Gili, Eszter, Nadine, Josef
Nadine 48, Eszter 44, Josef, 36, Gili 33
Mace ended up not being able to come, but we played It’s Alive! waiting for him before I noticed his message. I was the only one who didn’t draw any coffins. Gili bought a coffin first turn, and then had to toss it when she drew a villager. Josef got lots of villagers, but once you have one it doesn’t matter so much. I focused as usual on the basic game, but Eszter almost beat me, she had 11 in coins. I bought the last card I needed from her for six, it was worth seven. Josef said it was nechmad, his first play of course. Josef is a soldier in Intelligence, he’s been in touch with us – he has lots of games and just found out about our group. He’s active on the French bgg tric trac.
Gili said she’d need to leave if there was snow on the road, and Eszter came with her; we set alarms to remind us to check the snow status. It didn’t start snowing for a while, but then it came down pretty fast so we quickly packed up an interrupted game, again. First time in four years that we have real snow sticking to the ground in Jerusalem.

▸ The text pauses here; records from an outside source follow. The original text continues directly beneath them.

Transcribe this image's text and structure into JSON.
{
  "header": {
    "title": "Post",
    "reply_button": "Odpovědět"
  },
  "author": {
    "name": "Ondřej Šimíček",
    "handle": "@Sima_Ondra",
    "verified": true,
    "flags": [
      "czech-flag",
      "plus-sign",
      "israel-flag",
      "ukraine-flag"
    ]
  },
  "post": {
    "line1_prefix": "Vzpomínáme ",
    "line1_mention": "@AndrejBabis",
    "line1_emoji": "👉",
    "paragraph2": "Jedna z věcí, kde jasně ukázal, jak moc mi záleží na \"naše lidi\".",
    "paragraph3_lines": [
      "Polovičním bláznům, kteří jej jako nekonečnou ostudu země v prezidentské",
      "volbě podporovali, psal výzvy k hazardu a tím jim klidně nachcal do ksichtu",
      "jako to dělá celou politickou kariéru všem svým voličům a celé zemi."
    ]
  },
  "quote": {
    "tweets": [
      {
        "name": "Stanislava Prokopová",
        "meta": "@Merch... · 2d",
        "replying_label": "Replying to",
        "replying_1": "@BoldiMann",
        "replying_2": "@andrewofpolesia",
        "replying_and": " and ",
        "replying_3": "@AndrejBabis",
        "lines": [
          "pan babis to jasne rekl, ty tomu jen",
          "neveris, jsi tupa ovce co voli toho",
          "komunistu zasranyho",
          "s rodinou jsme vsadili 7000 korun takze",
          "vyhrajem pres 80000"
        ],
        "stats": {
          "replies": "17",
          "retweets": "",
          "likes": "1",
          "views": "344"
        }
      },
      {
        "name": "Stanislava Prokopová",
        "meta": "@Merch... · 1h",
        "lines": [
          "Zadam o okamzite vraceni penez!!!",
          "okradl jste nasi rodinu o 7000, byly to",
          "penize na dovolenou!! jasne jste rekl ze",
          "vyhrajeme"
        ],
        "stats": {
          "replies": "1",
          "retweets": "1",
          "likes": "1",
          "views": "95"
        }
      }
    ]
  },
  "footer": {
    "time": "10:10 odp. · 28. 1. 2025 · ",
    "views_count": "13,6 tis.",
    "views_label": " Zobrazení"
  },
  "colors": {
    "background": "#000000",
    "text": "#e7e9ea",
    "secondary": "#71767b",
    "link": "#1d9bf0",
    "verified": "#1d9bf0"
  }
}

We all liked the game, even though Josef dribbled out the rules and consequences as we played. Such as that spices sell for two extra as he was selling them, and that wine ports give extra points with certain round cards. We didn’t really get the game without playing it through, but we were buying and selling, investing and taking ports as if we knew how to play. It’s an economic game with resource cubes, port ownership, battles, cute boats and nice art. Turn order is based on your boat number, you select your boats by number. Josef did tell us that he likes to have two turns in a row, though I don’t see why yet, but it makes sense. The game reminds me of Antike even though it’s different. Serenissima was apparently a nickname for Venice during the Renaissance.